Factors affecting strategic marketing decisions in agriculture : a study of fruit farmers in Thailand : a thesis presented in partial fulfilment of the requirements for the degree of Doctor of Philosophy in Agribusiness at Massey University, Palmerston North, New Zealand
The transformation of agri-food marketing systems worldwide has implications for small-scale fruit farmers in Thailand. Effective strategic marketing decisions (SMDs) of farmers are essential elements in response to market transformation. Based on the theory of strategic decision making, SMDs are made in regards to the availability of internal resources, the dynamics of the external environment and the goals that need to be accomplished. Previous literature mostly explains the SMDs of individual farmers in developed countries. Research work in developing countries generally concentrates on SMDs, in order to link small-scale farmers to markets. Characterised by small-scale operations farmers in Thailand were not considered as being leading actors in agri-food value chains. As a result, available research on SMDs, which reflect farmers' strategic capability, was scarce within a Thailand context.
This study employed a quantitative survey-based approach to determine key factors that affect the SMDs of fruit farmers in Chanthaburi province of Thailand. Qualitative data was also collected in a pilot study, in order to develop the conceptual model and the foundation of the questionnaire. The survey data was collected from 216 fruit farmers, through the use of face-to-face interviews with structured questionnaires.

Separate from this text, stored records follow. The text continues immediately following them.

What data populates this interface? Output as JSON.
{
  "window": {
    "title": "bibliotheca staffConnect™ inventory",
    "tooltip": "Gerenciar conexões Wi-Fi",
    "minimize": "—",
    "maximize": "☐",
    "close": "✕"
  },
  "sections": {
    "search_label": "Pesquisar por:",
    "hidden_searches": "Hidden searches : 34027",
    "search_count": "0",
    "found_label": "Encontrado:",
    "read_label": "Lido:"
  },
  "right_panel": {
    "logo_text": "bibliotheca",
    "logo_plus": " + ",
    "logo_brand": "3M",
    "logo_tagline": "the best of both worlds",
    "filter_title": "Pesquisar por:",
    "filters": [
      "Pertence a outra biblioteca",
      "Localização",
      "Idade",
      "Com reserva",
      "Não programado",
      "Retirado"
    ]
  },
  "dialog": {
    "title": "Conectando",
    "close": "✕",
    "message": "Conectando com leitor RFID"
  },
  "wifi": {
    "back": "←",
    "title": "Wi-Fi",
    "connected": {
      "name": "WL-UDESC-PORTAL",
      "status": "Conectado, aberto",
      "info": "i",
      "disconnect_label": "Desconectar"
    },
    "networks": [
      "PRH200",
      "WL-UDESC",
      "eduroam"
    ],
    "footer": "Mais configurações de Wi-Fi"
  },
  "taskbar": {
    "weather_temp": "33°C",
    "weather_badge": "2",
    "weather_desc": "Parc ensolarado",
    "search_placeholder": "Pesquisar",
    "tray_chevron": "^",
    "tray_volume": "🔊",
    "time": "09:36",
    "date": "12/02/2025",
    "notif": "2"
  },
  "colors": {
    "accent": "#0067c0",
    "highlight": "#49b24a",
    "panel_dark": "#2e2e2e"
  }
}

Descriptive statistics and chi-square tests were employed to describe and compare the fruit farmers who used traditional marketing channels (TM users) with those who used high-value marketing channels (HM users). Furthermore, factor analysis was employed to identify factors included in the conceptual model, and logistic regression was employed to test the hypotheses.

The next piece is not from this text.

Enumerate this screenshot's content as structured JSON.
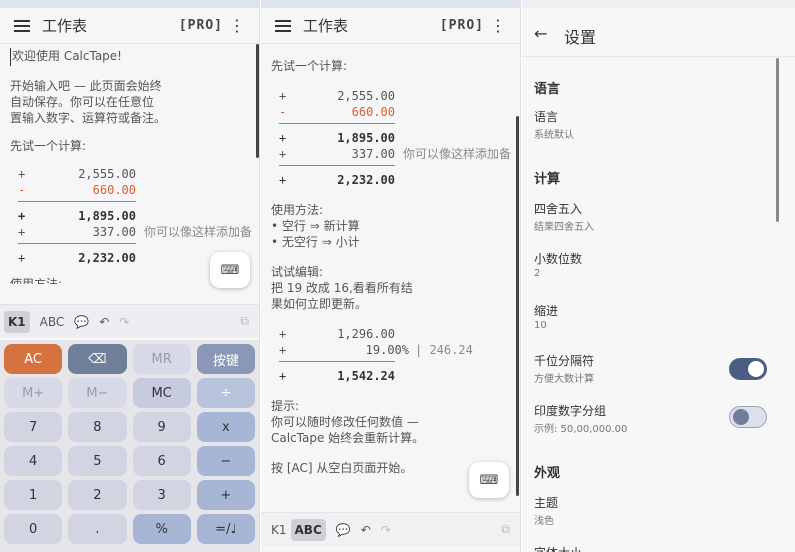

This study found that SMDs towards high-value market participation were positively related to business size, experience in fruit farming, perceived importance of market requirements, and farmers' goals in regards to effectiveness. The results suggest that small business sized farms need to improve their productivity and increase their business capacity, via collective actions that would allow them to benefit from collective learning with experienced farmers, which could lead to updated market information. It was also noted that some farmers aimed to achieve their production goals by focusing on efficiency, while others desired a simple lifestyle by focusing their lives on self-sufficiency. This implied that different types of farmers needed to be encouraged in different ways, in order to develop their strategic capabilities as important stakeholders in the fruit industry of Thailand.